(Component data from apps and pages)
───

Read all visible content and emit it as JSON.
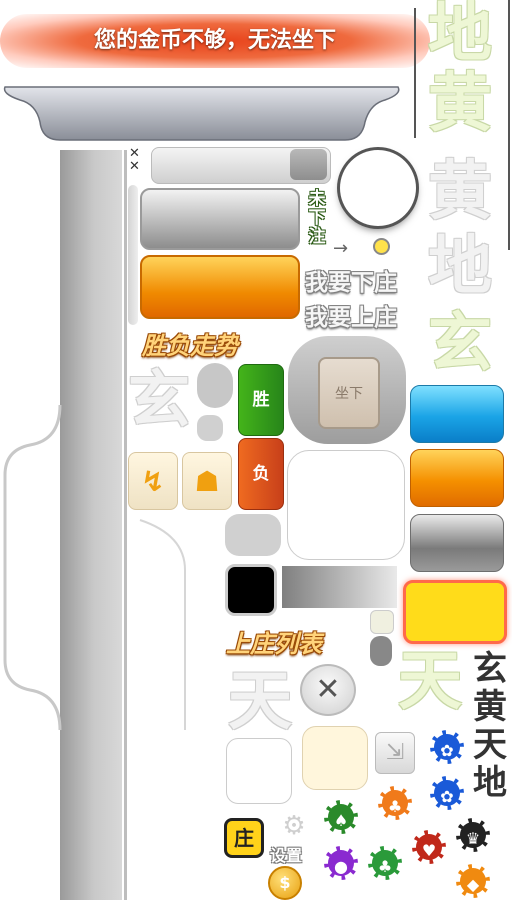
{
  "banner": {
    "text": "您的金币不够，无法坐下"
  },
  "labels": {
    "not_bet": "未下注",
    "want_down": "我要下庄",
    "want_up": "我要上庄",
    "win_lose_trend": "胜负走势",
    "seat_down": "坐下",
    "win": "胜",
    "lose": "负",
    "banker_list": "上庄列表",
    "settings": "设置",
    "banker": "庄",
    "xx": "××"
  },
  "fade_chars": {
    "di": "地",
    "huang": "黄",
    "huang2": "黄",
    "di2": "地",
    "xuan_right": "玄",
    "xuan_left": "玄",
    "tian_left": "天",
    "tian_right": "天"
  },
  "vertical_title": [
    "玄",
    "黄",
    "天",
    "地"
  ],
  "colors": {
    "banner": "#e8421a",
    "orange": "#f08a00",
    "blue": "#1aa4e6",
    "green": "#27851a",
    "red": "#c8401a",
    "yellow": "#ffdc1a"
  },
  "chips": [
    {
      "color": "#2a8a2a",
      "glyph": "♠"
    },
    {
      "color": "#f07a1a",
      "glyph": "♣"
    },
    {
      "color": "#1a5ad8",
      "glyph": "✿"
    },
    {
      "color": "#1a5ad8",
      "glyph": "✿"
    },
    {
      "color": "#222222",
      "glyph": "♛"
    },
    {
      "color": "#c0281a",
      "glyph": "♥"
    },
    {
      "color": "#2a9a3a",
      "glyph": "♣"
    },
    {
      "color": "#8a2ad0",
      "glyph": "●"
    },
    {
      "color": "#f08a10",
      "glyph": "◆"
    }
  ]
}
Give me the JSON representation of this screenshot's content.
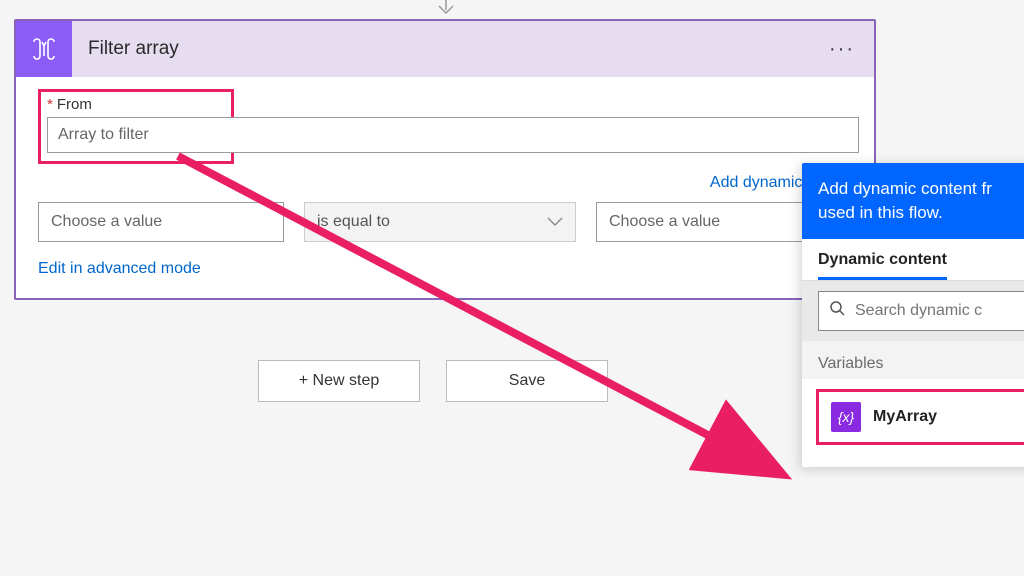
{
  "card": {
    "title": "Filter array",
    "icon_name": "data-operations-icon",
    "menu_icon": "ellipsis-icon"
  },
  "from": {
    "label": "From",
    "required_mark": "*",
    "placeholder": "Array to filter"
  },
  "dynamic_link": "Add dynamic conte",
  "filter": {
    "left_placeholder": "Choose a value",
    "operator": "is equal to",
    "right_placeholder": "Choose a value"
  },
  "advanced_link": "Edit in advanced mode",
  "buttons": {
    "new_step": "+ New step",
    "save": "Save"
  },
  "flyout": {
    "header": "Add dynamic content from the apps and connectors used in this flow.",
    "header_visible": "Add dynamic content fr",
    "header_line2": "used in this flow.",
    "tab_dynamic": "Dynamic content",
    "search_placeholder": "Search dynamic c",
    "section": "Variables",
    "item_label": "MyArray"
  },
  "colors": {
    "accent_purple": "#8B5CF6",
    "accent_blue": "#0066ff",
    "highlight_pink": "#E91E63",
    "var_purple": "#8A2BE2"
  }
}
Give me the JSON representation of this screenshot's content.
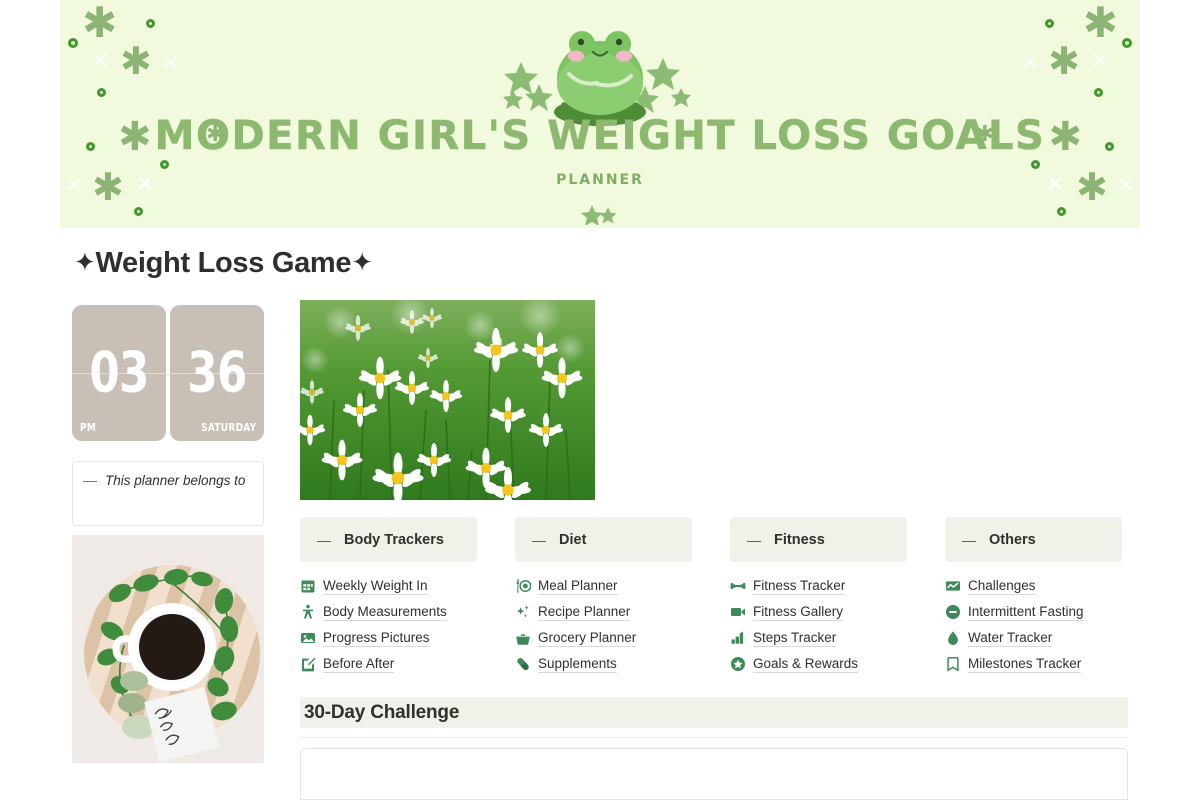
{
  "banner": {
    "title": "MODERN GIRL'S WEIGHT LOSS GOALS",
    "subtitle": "PLANNER",
    "mascot": "frog-mascot",
    "background_color": "#f2fade",
    "title_color": "#8cb96f"
  },
  "page": {
    "title_text": "Weight Loss Game",
    "title_star_left": "✦",
    "title_star_right": "✦"
  },
  "clock": {
    "hour": "03",
    "minute": "36",
    "meridiem": "PM",
    "weekday": "SATURDAY",
    "card_color": "#c8c0b7"
  },
  "callout": {
    "dash": "—",
    "text": "This planner belongs to"
  },
  "photos": {
    "daisy_alt": "daisy-field-photo",
    "coffee_alt": "coffee-flatlay-photo",
    "coffee_note": "enjoy the little things"
  },
  "columns": [
    {
      "dash": "—",
      "title": "Body Trackers",
      "items": [
        {
          "label": "Weekly Weight In",
          "icon": "calendar-icon"
        },
        {
          "label": "Body Measurements",
          "icon": "person-icon"
        },
        {
          "label": "Progress Pictures",
          "icon": "image-icon"
        },
        {
          "label": "Before After",
          "icon": "edit-square-icon"
        }
      ]
    },
    {
      "dash": "—",
      "title": "Diet",
      "items": [
        {
          "label": "Meal Planner",
          "icon": "fork-plate-icon"
        },
        {
          "label": "Recipe Planner",
          "icon": "sparkles-icon"
        },
        {
          "label": "Grocery Planner",
          "icon": "basket-icon"
        },
        {
          "label": "Supplements",
          "icon": "pill-icon"
        }
      ]
    },
    {
      "dash": "—",
      "title": "Fitness",
      "items": [
        {
          "label": "Fitness Tracker",
          "icon": "dumbbell-icon"
        },
        {
          "label": "Fitness Gallery",
          "icon": "video-camera-icon"
        },
        {
          "label": "Steps Tracker",
          "icon": "bar-chart-icon"
        },
        {
          "label": "Goals & Rewards",
          "icon": "star-circle-icon"
        }
      ]
    },
    {
      "dash": "—",
      "title": "Others",
      "items": [
        {
          "label": "Challenges",
          "icon": "trending-chart-icon"
        },
        {
          "label": "Intermittent Fasting",
          "icon": "minus-circle-icon"
        },
        {
          "label": "Water Tracker",
          "icon": "water-drop-icon"
        },
        {
          "label": "Milestones Tracker",
          "icon": "bookmark-icon"
        }
      ]
    }
  ],
  "section": {
    "title": "30-Day Challenge"
  },
  "colors": {
    "icon_green": "#3d8a5a",
    "header_band": "#eef2e9",
    "banner_bg": "#f2fade",
    "text": "#2f2f2c"
  }
}
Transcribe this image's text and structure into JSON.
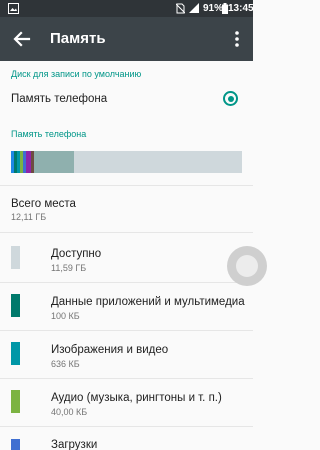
{
  "status_bar": {
    "battery_percent": "91%",
    "time": "13:45"
  },
  "app_bar": {
    "title": "Память"
  },
  "default_disk": {
    "header": "Диск для записи по умолчанию",
    "option_label": "Память телефона",
    "selected": true
  },
  "phone_storage": {
    "header": "Память телефона",
    "total_label": "Всего места",
    "total_value": "12,11 ГБ"
  },
  "colors": {
    "accent": "#009688",
    "available": "#cfd8dc",
    "apps": "#00796b",
    "images": "#0097a7",
    "audio": "#7cb342",
    "downloads": "#3f6fd1"
  },
  "categories": [
    {
      "label": "Доступно",
      "value": "11,59 ГБ",
      "color": "#cfd8dc"
    },
    {
      "label": "Данные приложений и мультимедиа",
      "value": "100 КБ",
      "color": "#00796b"
    },
    {
      "label": "Изображения и видео",
      "value": "636 КБ",
      "color": "#0097a7"
    },
    {
      "label": "Аудио (музыка, рингтоны и т. п.)",
      "value": "40,00 КБ",
      "color": "#7cb342"
    },
    {
      "label": "Загрузки",
      "value": "",
      "color": "#3f6fd1"
    }
  ]
}
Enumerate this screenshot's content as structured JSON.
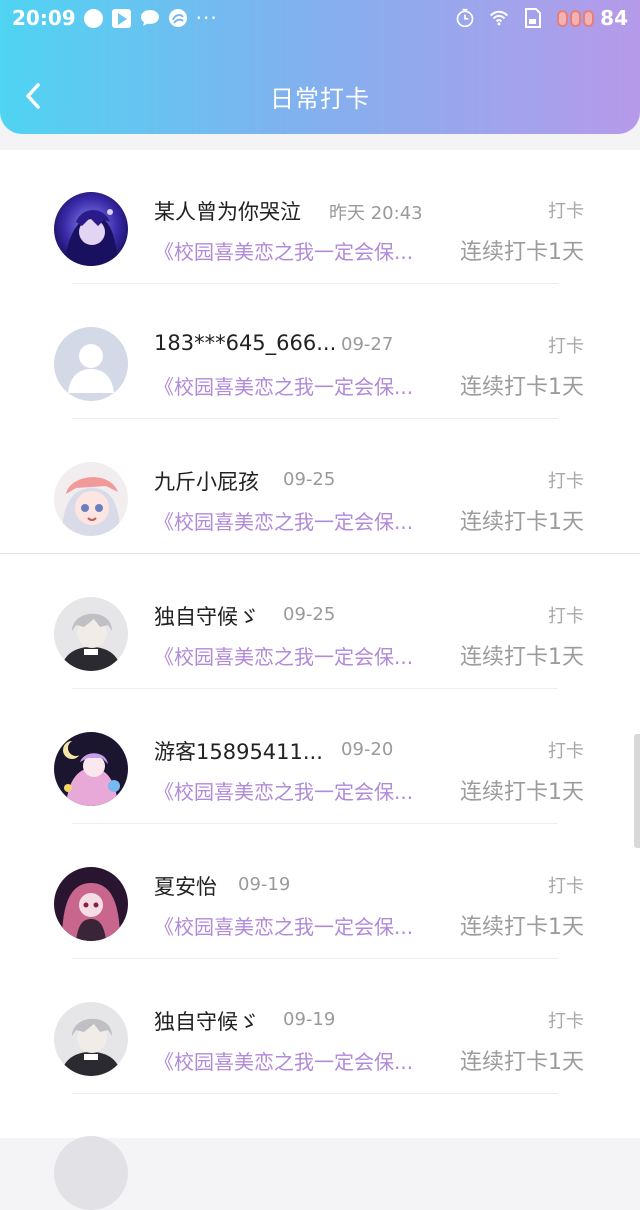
{
  "status_bar": {
    "time": "20:09",
    "more": "···",
    "battery_level": "84",
    "icons": [
      "chat-bubble-icon",
      "play-store-icon",
      "message-icon",
      "swirl-app-icon",
      "timer-icon",
      "wifi-icon",
      "sim-card-icon",
      "battery-icon"
    ]
  },
  "nav": {
    "title": "日常打卡",
    "back_icon": "chevron-left-icon"
  },
  "colors": {
    "header_gradient_start": "#4fd4f2",
    "header_gradient_end": "#b69aea",
    "book_link": "#b18ad8",
    "muted_text": "#9a9a9a"
  },
  "entries": [
    {
      "name": "某人曾为你哭泣",
      "date": "昨天 20:43",
      "tag": "打卡",
      "book": "《校园喜美恋之我一定会保...",
      "streak": "连续打卡1天"
    },
    {
      "name": "183***645_666...",
      "date": "09-27",
      "tag": "打卡",
      "book": "《校园喜美恋之我一定会保...",
      "streak": "连续打卡1天"
    },
    {
      "name": "九斤小屁孩",
      "date": "09-25",
      "tag": "打卡",
      "book": "《校园喜美恋之我一定会保...",
      "streak": "连续打卡1天"
    },
    {
      "name": "独自守候ゞ",
      "date": "09-25",
      "tag": "打卡",
      "book": "《校园喜美恋之我一定会保...",
      "streak": "连续打卡1天"
    },
    {
      "name": "游客15895411...",
      "date": "09-20",
      "tag": "打卡",
      "book": "《校园喜美恋之我一定会保...",
      "streak": "连续打卡1天"
    },
    {
      "name": "夏安怡",
      "date": "09-19",
      "tag": "打卡",
      "book": "《校园喜美恋之我一定会保...",
      "streak": "连续打卡1天"
    },
    {
      "name": "独自守候ゞ",
      "date": "09-19",
      "tag": "打卡",
      "book": "《校园喜美恋之我一定会保...",
      "streak": "连续打卡1天"
    }
  ]
}
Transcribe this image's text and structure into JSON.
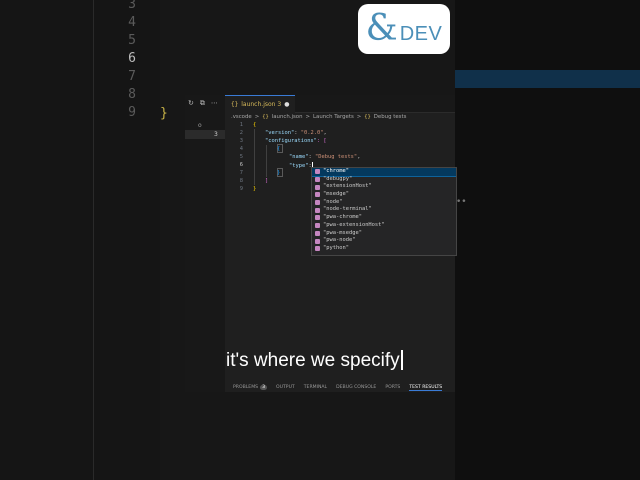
{
  "background": {
    "line_numbers": [
      "3",
      "4",
      "5",
      "6",
      "7",
      "8",
      "9"
    ],
    "active_line": "6",
    "brace": "}"
  },
  "logo": {
    "amp": "&",
    "text": "DEV"
  },
  "activity": {
    "icons": [
      "↻",
      "⧉",
      "⋯"
    ],
    "badge": "o",
    "selected_number": "3"
  },
  "tab": {
    "icon": "{}",
    "label": "launch.json 3",
    "modified": "●"
  },
  "breadcrumb": {
    "items": [
      ".vscode",
      ">",
      "{}",
      "launch.json",
      ">",
      "Launch Targets",
      ">",
      "{}",
      "Debug tests"
    ]
  },
  "code": {
    "line_numbers": [
      "1",
      "2",
      "3",
      "4",
      "5",
      "6",
      "7",
      "8",
      "9"
    ],
    "lines": {
      "l1_open": "{",
      "l2_key": "\"version\"",
      "l2_colon": ": ",
      "l2_val": "\"0.2.0\"",
      "l2_comma": ",",
      "l3_key": "\"configurations\"",
      "l3_rest": ": [",
      "l4_open": "{",
      "l5_key": "\"name\"",
      "l5_colon": ": ",
      "l5_val": "\"Debug tests\"",
      "l5_comma": ",",
      "l6_key": "\"type\"",
      "l6_colon": ":",
      "l7_close": "}",
      "l8_close": "]",
      "l9_close": "}"
    }
  },
  "suggestions": {
    "items": [
      "\"chrome\"",
      "\"debugpy\"",
      "\"extensionHost\"",
      "\"msedge\"",
      "\"node\"",
      "\"node-terminal\"",
      "\"pwa-chrome\"",
      "\"pwa-extensionHost\"",
      "\"pwa-msedge\"",
      "\"pwa-node\"",
      "\"python\""
    ],
    "selected_index": 0
  },
  "caption": {
    "text": "it's where we specify"
  },
  "panel": {
    "tabs": [
      "PROBLEMS",
      "OUTPUT",
      "TERMINAL",
      "DEBUG CONSOLE",
      "PORTS",
      "TEST RESULTS"
    ],
    "problems_badge": "3",
    "active": "TEST RESULTS"
  },
  "colors": {
    "accent": "#3a7bd5",
    "string": "#ce9178",
    "key": "#9cdcfe",
    "selection": "#04395e"
  }
}
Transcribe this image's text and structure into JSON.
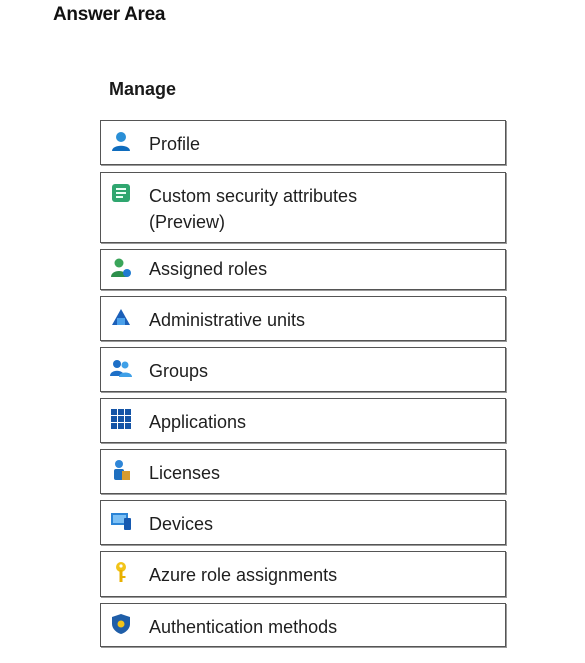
{
  "header": {
    "title": "Answer Area"
  },
  "manage": {
    "heading": "Manage",
    "items": [
      {
        "label": "Profile",
        "icon": "profile-icon"
      },
      {
        "label": "Custom security attributes\n(Preview)",
        "icon": "security-attributes-icon"
      },
      {
        "label": "Assigned roles",
        "icon": "assigned-roles-icon"
      },
      {
        "label": "Administrative units",
        "icon": "administrative-units-icon"
      },
      {
        "label": "Groups",
        "icon": "groups-icon"
      },
      {
        "label": "Applications",
        "icon": "applications-icon"
      },
      {
        "label": "Licenses",
        "icon": "licenses-icon"
      },
      {
        "label": "Devices",
        "icon": "devices-icon"
      },
      {
        "label": "Azure role assignments",
        "icon": "key-icon"
      },
      {
        "label": "Authentication methods",
        "icon": "shield-icon"
      }
    ]
  }
}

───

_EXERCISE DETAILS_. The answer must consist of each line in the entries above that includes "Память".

_TASK RESULT_.
    "title": "Память"
    "option_label": "Память телефона",
    "header": "Память телефона",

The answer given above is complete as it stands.